Is this southwestern vagrant weather?

The current weather pattern is looking very interesting for bringing some good birds our way. I’m no expert on weather, but if you look below at the current surface map below, (6:09pm October 26, 2010) it looks very similar to the diagram on the right from an article on weather for birders.

The southwest winds associated with systems like these are implicated in bringing vagrants as well as reverse migrants. Commonly found southwestern vagrants include Ash-throated Flycatcher, Western Kingbird and Cave Swallow.

These SW winds also can result in species such as Yellow-billed Cuckoo, Yellow-breasted Chat and Chimney Swift to reappear in the northeast weeks and months after the last previous sightings.

This particular storm has set low pressure records in the midwest and was basically a huge non-tropical cyclone and has high winds associated with it. Hopefully the flow from the southwest will bring some interesting birds. Usually these rarities end up along the coast, but Pennsylvania has its fair share of Western Kingbird and Ash-throated Flycatcher records, and Cave Swallows are now sighted annually in the southeastern part of the state.

Once this storm has passed, its going to get cold and the winds are shifting to northwesterly. This should be a boost to the hawk watches and maybe bring the first real pushes of the late season raptors such as Golden Eagles and goshawks.

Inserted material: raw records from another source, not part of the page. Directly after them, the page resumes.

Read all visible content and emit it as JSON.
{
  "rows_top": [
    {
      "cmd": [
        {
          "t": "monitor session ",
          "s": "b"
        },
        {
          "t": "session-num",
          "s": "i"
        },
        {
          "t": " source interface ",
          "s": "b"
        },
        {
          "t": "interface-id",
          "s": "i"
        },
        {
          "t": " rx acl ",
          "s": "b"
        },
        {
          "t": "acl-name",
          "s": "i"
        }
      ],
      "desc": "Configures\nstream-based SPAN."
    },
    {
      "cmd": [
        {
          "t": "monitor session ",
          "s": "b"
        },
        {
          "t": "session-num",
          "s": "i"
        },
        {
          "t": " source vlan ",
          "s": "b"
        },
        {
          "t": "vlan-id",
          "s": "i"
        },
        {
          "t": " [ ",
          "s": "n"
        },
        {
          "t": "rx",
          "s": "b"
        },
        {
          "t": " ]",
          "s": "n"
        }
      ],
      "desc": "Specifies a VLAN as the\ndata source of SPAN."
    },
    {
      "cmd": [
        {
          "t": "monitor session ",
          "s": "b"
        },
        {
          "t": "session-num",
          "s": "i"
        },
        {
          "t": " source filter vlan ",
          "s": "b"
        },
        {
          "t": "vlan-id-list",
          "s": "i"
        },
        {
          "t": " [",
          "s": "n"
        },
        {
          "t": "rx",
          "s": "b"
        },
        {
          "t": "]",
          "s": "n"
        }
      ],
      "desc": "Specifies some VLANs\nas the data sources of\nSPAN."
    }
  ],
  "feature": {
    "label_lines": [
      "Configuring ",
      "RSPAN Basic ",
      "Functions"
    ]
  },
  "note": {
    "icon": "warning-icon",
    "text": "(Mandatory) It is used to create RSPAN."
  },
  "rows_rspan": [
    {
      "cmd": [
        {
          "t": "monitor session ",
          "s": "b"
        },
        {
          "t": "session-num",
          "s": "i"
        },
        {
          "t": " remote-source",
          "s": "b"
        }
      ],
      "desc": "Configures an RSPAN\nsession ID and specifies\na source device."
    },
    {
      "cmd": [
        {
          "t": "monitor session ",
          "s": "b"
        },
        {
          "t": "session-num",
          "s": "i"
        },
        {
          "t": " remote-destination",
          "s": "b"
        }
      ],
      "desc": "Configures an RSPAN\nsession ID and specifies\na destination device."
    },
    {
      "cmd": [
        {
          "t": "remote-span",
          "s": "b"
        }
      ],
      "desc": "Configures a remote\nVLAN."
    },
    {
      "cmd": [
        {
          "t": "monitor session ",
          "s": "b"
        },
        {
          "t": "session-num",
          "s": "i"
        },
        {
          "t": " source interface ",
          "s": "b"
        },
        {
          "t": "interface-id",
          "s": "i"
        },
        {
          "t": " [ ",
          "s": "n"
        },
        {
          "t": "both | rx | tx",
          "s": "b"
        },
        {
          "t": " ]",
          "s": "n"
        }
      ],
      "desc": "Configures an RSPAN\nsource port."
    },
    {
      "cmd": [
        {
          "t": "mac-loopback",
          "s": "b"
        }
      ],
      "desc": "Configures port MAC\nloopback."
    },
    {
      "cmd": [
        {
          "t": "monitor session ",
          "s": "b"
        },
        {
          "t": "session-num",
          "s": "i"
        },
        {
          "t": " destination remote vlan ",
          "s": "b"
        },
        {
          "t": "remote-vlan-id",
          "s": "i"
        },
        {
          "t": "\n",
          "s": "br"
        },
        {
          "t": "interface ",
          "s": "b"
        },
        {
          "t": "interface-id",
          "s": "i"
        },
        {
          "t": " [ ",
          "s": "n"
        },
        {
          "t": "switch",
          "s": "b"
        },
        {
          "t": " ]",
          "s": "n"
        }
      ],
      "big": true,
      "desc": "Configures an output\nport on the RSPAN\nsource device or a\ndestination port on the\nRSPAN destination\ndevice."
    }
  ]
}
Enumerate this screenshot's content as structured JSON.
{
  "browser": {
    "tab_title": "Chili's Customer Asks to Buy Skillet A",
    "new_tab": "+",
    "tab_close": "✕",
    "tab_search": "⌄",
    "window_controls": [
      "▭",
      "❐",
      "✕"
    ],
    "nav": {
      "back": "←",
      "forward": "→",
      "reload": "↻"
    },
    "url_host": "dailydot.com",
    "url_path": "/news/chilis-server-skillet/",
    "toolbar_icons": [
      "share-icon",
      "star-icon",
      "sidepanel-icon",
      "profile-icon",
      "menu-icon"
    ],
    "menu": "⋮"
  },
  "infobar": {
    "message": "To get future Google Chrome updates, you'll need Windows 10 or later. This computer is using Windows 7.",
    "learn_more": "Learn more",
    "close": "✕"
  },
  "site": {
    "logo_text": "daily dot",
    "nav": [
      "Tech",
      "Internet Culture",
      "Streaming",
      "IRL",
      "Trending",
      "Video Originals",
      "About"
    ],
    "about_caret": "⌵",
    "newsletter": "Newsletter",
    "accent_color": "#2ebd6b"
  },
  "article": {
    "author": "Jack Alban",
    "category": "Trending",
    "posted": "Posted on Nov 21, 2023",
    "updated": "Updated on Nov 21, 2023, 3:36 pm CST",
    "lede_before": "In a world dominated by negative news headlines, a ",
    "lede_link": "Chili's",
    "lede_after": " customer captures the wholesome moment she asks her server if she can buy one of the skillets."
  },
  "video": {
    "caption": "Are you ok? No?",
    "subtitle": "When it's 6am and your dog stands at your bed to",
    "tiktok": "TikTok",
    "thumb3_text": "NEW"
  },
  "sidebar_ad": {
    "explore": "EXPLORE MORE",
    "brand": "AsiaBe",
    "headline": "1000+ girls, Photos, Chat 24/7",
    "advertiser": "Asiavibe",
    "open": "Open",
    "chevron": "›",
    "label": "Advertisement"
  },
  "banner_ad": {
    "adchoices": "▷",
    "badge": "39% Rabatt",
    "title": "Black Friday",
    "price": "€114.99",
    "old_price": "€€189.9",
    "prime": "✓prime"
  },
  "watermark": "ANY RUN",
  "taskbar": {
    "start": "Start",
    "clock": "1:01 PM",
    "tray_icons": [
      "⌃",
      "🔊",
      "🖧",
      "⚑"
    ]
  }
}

For more reading on birds and weather, check out A Weather Primer for Birders.